OECD Common Reporting Standard: The Next Steps
The Common Reporting Standard of the Organisation of Economic Co-operation and Development (CRS) came into effect on 1 January 2016 in “early adopter” jurisdictions, including the UK and popular fund jurisdictions such as the Cayman Islands, Ireland and Luxembourg. The CRS imposes new investor due diligence and reporting obligations on funds and other financial institutions based in 100+ participating jurisdictions.
Effects of UCITS V Transposition into Luxembourg Law
The law that transposed UCITS V into Luxembourg law entered into force on 1 June 2016. Among other matters, the new law: (i) implements a depository regime; (ii) requires UCITS management companies and self-managed UCITS in the form of SICAVs to establish a remuneration policy; (iii) contemplates the imposition of sanctions and administrative measures by the CSSF on certain persons and entities; (iv) requires all authorised Luxembourg AIFMs to have an external auditor; and (v) introduces a MiFID II passporting for certain Luxembourg AIFMs.
Does the Supreme Court’s Dudenhoeffer Decision under ERISA do “More Harm than Good” for “Stock Drop” Plaintiffs?
Earlier this year, the U.S. Supreme Court decided the case of Amgen v. Harris, in which the Court revisited and clarified its 2014 holding in Dudenhoeffer v. Fifth Third Bancorp. Both cases concern the application of a fiduciary’s duty of prudence with respect to employer stock held in a benefit plan governed by ERISA. The 2015-16 Term has been a busy one for the Supreme Court when it comes to ERISA issues.
Dechert's World Compass

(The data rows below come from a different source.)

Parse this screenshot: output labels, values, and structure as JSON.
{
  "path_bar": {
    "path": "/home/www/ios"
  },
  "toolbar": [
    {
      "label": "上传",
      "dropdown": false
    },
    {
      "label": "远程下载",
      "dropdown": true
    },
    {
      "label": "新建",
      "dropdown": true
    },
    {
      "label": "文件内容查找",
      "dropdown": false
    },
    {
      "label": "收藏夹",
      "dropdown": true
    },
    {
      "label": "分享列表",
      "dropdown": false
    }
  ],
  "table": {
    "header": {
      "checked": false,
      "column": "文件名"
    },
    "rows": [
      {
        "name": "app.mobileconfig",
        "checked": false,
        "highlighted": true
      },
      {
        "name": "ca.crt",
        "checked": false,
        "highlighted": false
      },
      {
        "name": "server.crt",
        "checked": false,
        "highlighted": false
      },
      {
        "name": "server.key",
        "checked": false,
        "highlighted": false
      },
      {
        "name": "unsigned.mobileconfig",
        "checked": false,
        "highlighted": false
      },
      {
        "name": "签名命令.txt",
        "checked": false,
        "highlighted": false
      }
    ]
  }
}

World Compass is a web-based subscription service that offers investment firms 24/7 access to concise global marketing and distribution guidance in approximately 100 jurisdictions worldwide, updated regularly to ensure accuracy, and covering funds, managed accounts and beneficial ownership reporting.